▸ **Task prompt**
The reply should give back every entry exactly as written.

▸ **Data supplied**
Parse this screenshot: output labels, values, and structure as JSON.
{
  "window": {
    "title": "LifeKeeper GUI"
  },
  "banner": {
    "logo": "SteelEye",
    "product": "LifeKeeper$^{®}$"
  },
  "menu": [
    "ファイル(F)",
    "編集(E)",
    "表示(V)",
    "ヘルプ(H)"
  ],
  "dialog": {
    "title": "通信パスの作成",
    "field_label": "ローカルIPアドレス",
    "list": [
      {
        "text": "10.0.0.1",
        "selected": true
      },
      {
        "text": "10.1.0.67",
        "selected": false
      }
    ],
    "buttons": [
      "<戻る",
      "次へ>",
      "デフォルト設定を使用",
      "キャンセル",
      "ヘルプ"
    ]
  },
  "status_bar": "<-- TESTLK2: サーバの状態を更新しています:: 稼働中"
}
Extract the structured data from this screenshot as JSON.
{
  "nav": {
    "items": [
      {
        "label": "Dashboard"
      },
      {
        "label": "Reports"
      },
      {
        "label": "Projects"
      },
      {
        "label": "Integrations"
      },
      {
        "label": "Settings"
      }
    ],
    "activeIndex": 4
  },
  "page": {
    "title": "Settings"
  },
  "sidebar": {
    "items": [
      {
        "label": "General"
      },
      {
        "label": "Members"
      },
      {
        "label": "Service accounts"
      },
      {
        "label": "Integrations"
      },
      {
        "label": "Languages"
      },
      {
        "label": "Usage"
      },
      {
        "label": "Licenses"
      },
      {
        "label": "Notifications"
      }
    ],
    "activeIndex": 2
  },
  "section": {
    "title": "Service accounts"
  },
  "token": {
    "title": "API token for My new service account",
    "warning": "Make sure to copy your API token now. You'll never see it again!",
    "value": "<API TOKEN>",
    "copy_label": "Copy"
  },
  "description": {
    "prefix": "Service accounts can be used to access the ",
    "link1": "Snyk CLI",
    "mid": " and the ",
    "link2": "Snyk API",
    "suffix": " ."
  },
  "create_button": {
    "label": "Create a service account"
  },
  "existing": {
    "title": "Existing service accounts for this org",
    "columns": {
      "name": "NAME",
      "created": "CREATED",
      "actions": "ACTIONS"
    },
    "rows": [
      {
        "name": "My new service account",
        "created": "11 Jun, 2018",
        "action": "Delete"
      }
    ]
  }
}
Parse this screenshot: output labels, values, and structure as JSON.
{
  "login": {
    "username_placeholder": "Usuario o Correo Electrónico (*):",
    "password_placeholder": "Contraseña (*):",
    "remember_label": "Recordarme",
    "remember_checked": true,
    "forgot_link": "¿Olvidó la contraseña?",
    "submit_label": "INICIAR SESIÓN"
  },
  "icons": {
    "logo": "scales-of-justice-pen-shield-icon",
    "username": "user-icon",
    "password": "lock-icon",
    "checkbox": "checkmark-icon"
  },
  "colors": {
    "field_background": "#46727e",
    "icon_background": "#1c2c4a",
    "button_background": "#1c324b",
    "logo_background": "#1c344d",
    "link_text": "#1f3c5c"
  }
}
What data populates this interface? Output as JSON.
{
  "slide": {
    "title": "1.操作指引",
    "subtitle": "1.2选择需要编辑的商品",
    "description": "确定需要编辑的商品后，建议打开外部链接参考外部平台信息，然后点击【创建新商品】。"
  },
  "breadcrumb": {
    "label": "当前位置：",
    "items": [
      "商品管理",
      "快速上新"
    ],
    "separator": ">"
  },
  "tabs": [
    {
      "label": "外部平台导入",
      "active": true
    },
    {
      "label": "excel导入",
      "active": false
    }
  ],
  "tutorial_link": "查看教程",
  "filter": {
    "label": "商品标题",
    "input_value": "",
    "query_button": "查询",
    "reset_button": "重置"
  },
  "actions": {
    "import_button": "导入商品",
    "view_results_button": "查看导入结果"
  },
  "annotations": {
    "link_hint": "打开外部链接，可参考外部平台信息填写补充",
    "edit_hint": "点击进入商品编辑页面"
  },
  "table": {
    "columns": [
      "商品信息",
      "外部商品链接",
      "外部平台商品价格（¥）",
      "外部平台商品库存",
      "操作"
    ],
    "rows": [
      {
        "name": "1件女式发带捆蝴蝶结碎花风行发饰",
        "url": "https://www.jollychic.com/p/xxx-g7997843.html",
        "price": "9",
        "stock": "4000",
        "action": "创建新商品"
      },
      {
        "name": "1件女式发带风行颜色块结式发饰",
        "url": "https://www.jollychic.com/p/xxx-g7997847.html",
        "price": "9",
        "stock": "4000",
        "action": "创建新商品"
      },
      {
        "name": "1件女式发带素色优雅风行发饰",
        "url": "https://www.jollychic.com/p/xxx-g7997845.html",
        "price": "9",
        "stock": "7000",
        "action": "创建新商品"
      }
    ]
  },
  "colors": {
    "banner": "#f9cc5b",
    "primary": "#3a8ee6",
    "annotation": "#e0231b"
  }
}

▸ **Answer section**
Parse this screenshot: output labels, values, and structure as JSON.
{
  "window": {
    "title": "LifeKeeper GUI"
  },
  "banner": {
    "logo": "SteelEye",
    "product": "LifeKeeper$^{®}$"
  },
  "menu": [
    "ファイル(F)",
    "編集(E)",
    "表示(V)",
    "ヘルプ(H)"
  ],
  "dialog": {
    "title": "通信パスの作成",
    "field_label": "ローカルIPアドレス",
    "list": [
      {
        "text": "10.0.0.1",
        "selected": true
      },
      {
        "text": "10.1.0.67",
        "selected": false
      }
    ],
    "buttons": [
      "<戻る",
      "次へ>",
      "デフォルト設定を使用",
      "キャンセル",
      "ヘルプ"
    ]
  },
  "status_bar": "<-- TESTLK2: サーバの状態を更新しています:: 稼働中"
}
Extract the structured data from this screenshot as JSON.
{
  "nav": {
    "items": [
      {
        "label": "Dashboard"
      },
      {
        "label": "Reports"
      },
      {
        "label": "Projects"
      },
      {
        "label": "Integrations"
      },
      {
        "label": "Settings"
      }
    ],
    "activeIndex": 4
  },
  "page": {
    "title": "Settings"
  },
  "sidebar": {
    "items": [
      {
        "label": "General"
      },
      {
        "label": "Members"
      },
      {
        "label": "Service accounts"
      },
      {
        "label": "Integrations"
      },
      {
        "label": "Languages"
      },
      {
        "label": "Usage"
      },
      {
        "label": "Licenses"
      },
      {
        "label": "Notifications"
      }
    ],
    "activeIndex": 2
  },
  "section": {
    "title": "Service accounts"
  },
  "token": {
    "title": "API token for My new service account",
    "warning": "Make sure to copy your API token now. You'll never see it again!",
    "value": "<API TOKEN>",
    "copy_label": "Copy"
  },
  "description": {
    "prefix": "Service accounts can be used to access the ",
    "link1": "Snyk CLI",
    "mid": " and the ",
    "link2": "Snyk API",
    "suffix": " ."
  },
  "create_button": {
    "label": "Create a service account"
  },
  "existing": {
    "title": "Existing service accounts for this org",
    "columns": {
      "name": "NAME",
      "created": "CREATED",
      "actions": "ACTIONS"
    },
    "rows": [
      {
        "name": "My new service account",
        "created": "11 Jun, 2018",
        "action": "Delete"
      }
    ]
  }
}
Parse this screenshot: output labels, values, and structure as JSON.
{
  "login": {
    "username_placeholder": "Usuario o Correo Electrónico (*):",
    "password_placeholder": "Contraseña (*):",
    "remember_label": "Recordarme",
    "remember_checked": true,
    "forgot_link": "¿Olvidó la contraseña?",
    "submit_label": "INICIAR SESIÓN"
  },
  "icons": {
    "logo": "scales-of-justice-pen-shield-icon",
    "username": "user-icon",
    "password": "lock-icon",
    "checkbox": "checkmark-icon"
  },
  "colors": {
    "field_background": "#46727e",
    "icon_background": "#1c2c4a",
    "button_background": "#1c324b",
    "logo_background": "#1c344d",
    "link_text": "#1f3c5c"
  }
}
What data populates this interface? Output as JSON.
{
  "slide": {
    "title": "1.操作指引",
    "subtitle": "1.2选择需要编辑的商品",
    "description": "确定需要编辑的商品后，建议打开外部链接参考外部平台信息，然后点击【创建新商品】。"
  },
  "breadcrumb": {
    "label": "当前位置：",
    "items": [
      "商品管理",
      "快速上新"
    ],
    "separator": ">"
  },
  "tabs": [
    {
      "label": "外部平台导入",
      "active": true
    },
    {
      "label": "excel导入",
      "active": false
    }
  ],
  "tutorial_link": "查看教程",
  "filter": {
    "label": "商品标题",
    "input_value": "",
    "query_button": "查询",
    "reset_button": "重置"
  },
  "actions": {
    "import_button": "导入商品",
    "view_results_button": "查看导入结果"
  },
  "annotations": {
    "link_hint": "打开外部链接，可参考外部平台信息填写补充",
    "edit_hint": "点击进入商品编辑页面"
  },
  "table": {
    "columns": [
      "商品信息",
      "外部商品链接",
      "外部平台商品价格（¥）",
      "外部平台商品库存",
      "操作"
    ],
    "rows": [
      {
        "name": "1件女式发带捆蝴蝶结碎花风行发饰",
        "url": "https://www.jollychic.com/p/xxx-g7997843.html",
        "price": "9",
        "stock": "4000",
        "action": "创建新商品"
      },
      {
        "name": "1件女式发带风行颜色块结式发饰",
        "url": "https://www.jollychic.com/p/xxx-g7997847.html",
        "price": "9",
        "stock": "4000",
        "action": "创建新商品"
      },
      {
        "name": "1件女式发带素色优雅风行发饰",
        "url": "https://www.jollychic.com/p/xxx-g7997845.html",
        "price": "9",
        "stock": "7000",
        "action": "创建新商品"
      }
    ]
  },
  "colors": {
    "banner": "#f9cc5b",
    "primary": "#3a8ee6",
    "annotation": "#e0231b"
  }
}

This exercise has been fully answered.